Where it all begins – identifying processes for automation

Jamie T. By Jamie T. | March 30, 2021


In a previous article, I was quoted about some of the benefits and pitfalls involved with business automation (and why now is a great time to start using it).

Since this is such an important topic, we decided to create a regular monthly column around the idea. This will enable us to provide deeper insights and instruction to help you better utilize business automation.

As this is our inaugural article, we’ll start at the beginning. After all, before you do any work – and even before you plan how to do any work – you’ll have to choose what you’re going to work on. That means considering which processes make good candidates for automation, and which do not.

This crucial first step will help ensure you’re setting yourself up for business automation success.

Know what makes you special

Every organization has something that makes it unique – a quality that separates it from the competition. This could be anything: an internal process that enables you to move quickly and capitalize on trends, a uniquely creative approach to problem solving, or an extraordinary customer experience that simply cannot be reproduced by anyone else.

Whatever qualities define your business, they’re likely your key drivers of growth and profitability. So identify all these traits and processes, then remove them from your list of potential candidates for automation. They’re simply too important to automate.

Next, apply this same process to your personal tasks and responsibilities. Consider everything you spend time on throughout the day. If your personal participation in an activity is necessary and provides a clear benefit, keep spending your time there. You’ll find automation opportunities elsewhere.

Identify repetitive tasks

Alongside your necessary daily activities and unique competitive advantages, you’ll find activities that simply have to be done to keep your business running. While these are vital to your business, they may not necessarily have to be on your personal to-do list.

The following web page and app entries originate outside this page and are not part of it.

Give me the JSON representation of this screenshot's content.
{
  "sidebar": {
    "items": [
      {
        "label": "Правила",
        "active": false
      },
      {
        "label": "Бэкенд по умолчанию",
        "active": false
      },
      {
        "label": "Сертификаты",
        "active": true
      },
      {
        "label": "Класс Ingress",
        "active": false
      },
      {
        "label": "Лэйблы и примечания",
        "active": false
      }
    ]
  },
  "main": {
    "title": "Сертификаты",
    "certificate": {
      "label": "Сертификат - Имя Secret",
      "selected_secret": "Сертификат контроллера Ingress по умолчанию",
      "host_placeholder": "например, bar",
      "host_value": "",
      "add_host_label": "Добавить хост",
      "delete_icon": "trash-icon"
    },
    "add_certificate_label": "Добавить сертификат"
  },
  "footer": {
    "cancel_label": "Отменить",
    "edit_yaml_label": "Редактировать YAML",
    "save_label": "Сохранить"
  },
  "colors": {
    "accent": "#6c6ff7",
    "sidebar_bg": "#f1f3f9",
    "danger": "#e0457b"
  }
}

For example, let’s say you’re the primary fundraiser for a non-profit organization. And as such, you excel at meeting with potential donors, sharing your mission and vision, and securing financial support. That’s likely a great use of your time and talents.

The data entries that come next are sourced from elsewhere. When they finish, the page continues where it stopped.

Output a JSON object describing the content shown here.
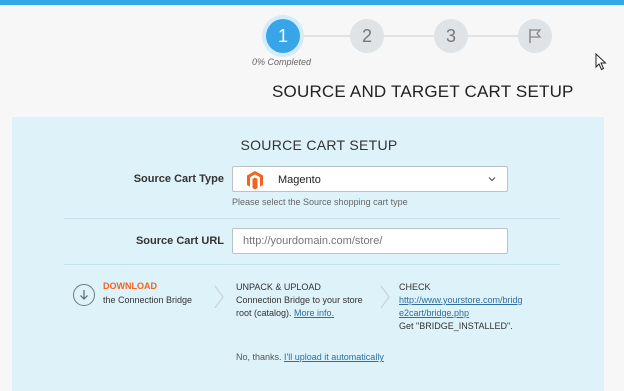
{
  "wizard": {
    "steps": [
      {
        "label": "1",
        "state": "active"
      },
      {
        "label": "2",
        "state": "pending"
      },
      {
        "label": "3",
        "state": "pending"
      }
    ],
    "final_step_icon": "flag-icon",
    "progress_text": "0% Completed",
    "progress_percent": 0
  },
  "page": {
    "title": "SOURCE AND TARGET CART SETUP"
  },
  "source_cart": {
    "section_title": "SOURCE CART SETUP",
    "type_label": "Source Cart Type",
    "type_value": "Magento",
    "type_icon": "magento-logo",
    "type_help": "Please select the Source shopping cart type",
    "url_label": "Source Cart URL",
    "url_placeholder": "http://yourdomain.com/store/",
    "url_value": ""
  },
  "bridge_steps": {
    "download": {
      "title": "DOWNLOAD",
      "subtitle": "the Connection Bridge",
      "icon": "download-icon"
    },
    "upload": {
      "title": "UNPACK & UPLOAD",
      "line1": "Connection Bridge to your store",
      "line2_prefix": "root (catalog).",
      "more_info": "More info."
    },
    "check": {
      "title": "CHECK",
      "url_line1": "http://www.yourstore.com/bridg",
      "url_line2": "e2cart/bridge.php",
      "expect": "Get \"BRIDGE_INSTALLED\"."
    }
  },
  "footer": {
    "prefix": "No, thanks.",
    "link": "I'll upload it automatically"
  },
  "colors": {
    "accent": "#37a5e8",
    "panel_bg": "#ddf2f9",
    "download_orange": "#f26322",
    "magento_orange": "#f26322"
  }
}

As you go through that process, however, you’re likely gathering a community of contacts that you’ll want to communicate with later. Some may warrant a personal email, and others will benefit more from a drip campaign or newsletter. You may even need to manage a list of physical addresses for thank you cards, holiday cards and event invitations.

If a task can be done just as well by a machine – let the machine do it.

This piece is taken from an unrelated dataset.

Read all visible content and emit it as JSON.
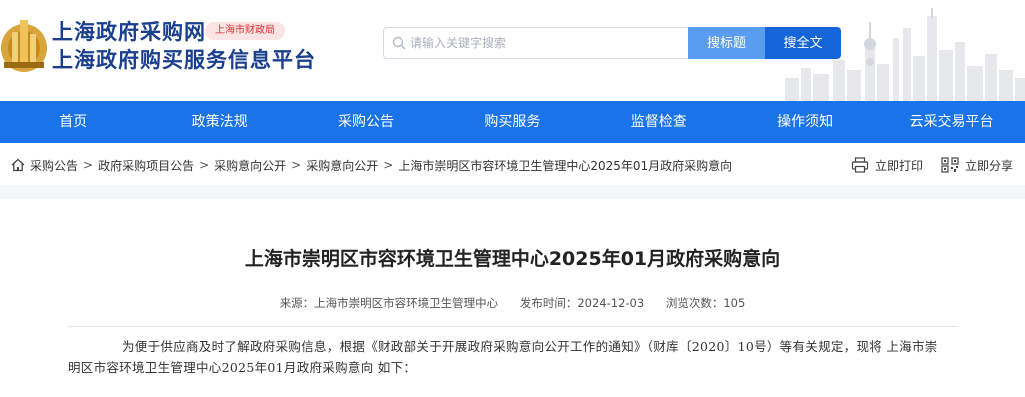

All these different applications require you to enter, store and maintain contact information for your contacts. You may even have to enter the same information into different systems for different purposes, creating even more administrative work.

Syncing all those names, emails and physical addresses is probably not a great use of your time. It can also be done just as well by a machine – as your time and effort adds no real value.
That makes it a perfect candidate for automation.

Avoid automating your humanity

While repetitive tasks are a great place to find automation opportunities, you’ll likely find that only parts of these processes make good automation candidates.

For example – while every organization recruits employees, few would say that’s the primary function of their business. So, many employers use automated tools and evaluations to help them more easily organize and qualify applicants. This automation provides immeasurable help with the repetitive administrative tasks around collecting and tracking resumes. However, it cannot replace the value of face-to-face interactions during the hiring process.

As Amazon discovered in 2018, some automated applicant evaluation systems can be unintentionally biased. Their research showed how they could lead to a homogenized workforce, a loss of diverse ideas and a reduction in innovative thinking.

Similarly, you may want to carefully consider automating any human parts of your customer service tasks. While there are plenty of tools available to provide automated responses to customer inquiries, you’ll have to decide if that experience is right for your brand.

At Cognito Forms, we use technology to track tickets and monitor customer satisfaction. All responses, however, come directly from our staff. And while we could automate some of the simpler interactions, we won’t. We believe this human touch is an irreplaceable part of our platform and not something we’d ever consider automating.

Finally, start small to build your confidence

Any automation project can quickly grow in complexity. As this happens, it often provides a greater value to your organization. But it can also delay results and become mired in details that cause the project to lose both momentum and direction.

Start by selecting tasks that are small enough that you can build a functional automation and have it working in a week. After you see it performing, you can iterate, elevate and expand upon what you built.

Jamie T.

Jamie T.

Jamie is co-founder of Cognito Forms, an online form builder for organizations seeking to quickly and easily connect with their customers. In his free time, Jamie loves spending time with his wonderful wife and kids, training for triathlons, camping with boy scouts, singing in the choir, and trying out the latest gadgets.